*** Opening INFORMATION PROVIDED ***

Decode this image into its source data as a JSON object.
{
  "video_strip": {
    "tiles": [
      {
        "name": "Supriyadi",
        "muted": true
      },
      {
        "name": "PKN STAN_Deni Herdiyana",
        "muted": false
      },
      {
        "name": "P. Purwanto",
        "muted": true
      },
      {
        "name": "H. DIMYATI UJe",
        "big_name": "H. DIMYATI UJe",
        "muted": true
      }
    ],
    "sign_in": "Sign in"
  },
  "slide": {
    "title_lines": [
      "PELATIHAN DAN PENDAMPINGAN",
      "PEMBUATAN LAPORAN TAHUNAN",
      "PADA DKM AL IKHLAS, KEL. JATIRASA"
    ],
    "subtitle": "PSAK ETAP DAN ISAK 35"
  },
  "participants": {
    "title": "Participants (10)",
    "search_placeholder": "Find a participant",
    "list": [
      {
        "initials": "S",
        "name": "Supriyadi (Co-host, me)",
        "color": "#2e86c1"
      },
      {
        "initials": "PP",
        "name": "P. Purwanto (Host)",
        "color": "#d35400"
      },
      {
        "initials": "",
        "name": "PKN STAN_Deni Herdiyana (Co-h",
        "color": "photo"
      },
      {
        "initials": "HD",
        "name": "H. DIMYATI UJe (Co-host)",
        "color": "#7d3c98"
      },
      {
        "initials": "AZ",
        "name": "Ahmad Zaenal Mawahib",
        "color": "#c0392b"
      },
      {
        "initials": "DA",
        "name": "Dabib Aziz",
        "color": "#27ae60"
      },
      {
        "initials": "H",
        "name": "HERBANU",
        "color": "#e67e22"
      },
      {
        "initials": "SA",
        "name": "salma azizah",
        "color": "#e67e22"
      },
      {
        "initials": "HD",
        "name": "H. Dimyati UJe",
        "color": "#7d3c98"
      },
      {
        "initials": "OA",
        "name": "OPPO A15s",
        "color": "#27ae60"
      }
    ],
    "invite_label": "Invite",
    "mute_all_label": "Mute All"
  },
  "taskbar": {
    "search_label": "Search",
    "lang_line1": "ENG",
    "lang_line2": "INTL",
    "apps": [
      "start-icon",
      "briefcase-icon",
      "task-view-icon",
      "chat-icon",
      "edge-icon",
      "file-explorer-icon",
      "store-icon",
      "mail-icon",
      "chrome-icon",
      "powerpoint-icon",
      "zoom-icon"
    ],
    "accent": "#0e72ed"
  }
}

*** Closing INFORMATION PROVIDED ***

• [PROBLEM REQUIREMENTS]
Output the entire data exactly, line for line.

• [RESULT OF THIS EXERCISE]
Decode this image into its source data as a JSON object.
{
  "video_strip": {
    "tiles": [
      {
        "name": "Supriyadi",
        "muted": true
      },
      {
        "name": "PKN STAN_Deni Herdiyana",
        "muted": false
      },
      {
        "name": "P. Purwanto",
        "muted": true
      },
      {
        "name": "H. DIMYATI UJe",
        "big_name": "H. DIMYATI UJe",
        "muted": true
      }
    ],
    "sign_in": "Sign in"
  },
  "slide": {
    "title_lines": [
      "PELATIHAN DAN PENDAMPINGAN",
      "PEMBUATAN LAPORAN TAHUNAN",
      "PADA DKM AL IKHLAS, KEL. JATIRASA"
    ],
    "subtitle": "PSAK ETAP DAN ISAK 35"
  },
  "participants": {
    "title": "Participants (10)",
    "search_placeholder": "Find a participant",
    "list": [
      {
        "initials": "S",
        "name": "Supriyadi (Co-host, me)",
        "color": "#2e86c1"
      },
      {
        "initials": "PP",
        "name": "P. Purwanto (Host)",
        "color": "#d35400"
      },
      {
        "initials": "",
        "name": "PKN STAN_Deni Herdiyana (Co-h",
        "color": "photo"
      },
      {
        "initials": "HD",
        "name": "H. DIMYATI UJe (Co-host)",
        "color": "#7d3c98"
      },
      {
        "initials": "AZ",
        "name": "Ahmad Zaenal Mawahib",
        "color": "#c0392b"
      },
      {
        "initials": "DA",
        "name": "Dabib Aziz",
        "color": "#27ae60"
      },
      {
        "initials": "H",
        "name": "HERBANU",
        "color": "#e67e22"
      },
      {
        "initials": "SA",
        "name": "salma azizah",
        "color": "#e67e22"
      },
      {
        "initials": "HD",
        "name": "H. Dimyati UJe",
        "color": "#7d3c98"
      },
      {
        "initials": "OA",
        "name": "OPPO A15s",
        "color": "#27ae60"
      }
    ],
    "invite_label": "Invite",
    "mute_all_label": "Mute All"
  },
  "taskbar": {
    "search_label": "Search",
    "lang_line1": "ENG",
    "lang_line2": "INTL",
    "apps": [
      "start-icon",
      "briefcase-icon",
      "task-view-icon",
      "chat-icon",
      "edge-icon",
      "file-explorer-icon",
      "store-icon",
      "mail-icon",
      "chrome-icon",
      "powerpoint-icon",
      "zoom-icon"
    ],
    "accent": "#0e72ed"
  }
}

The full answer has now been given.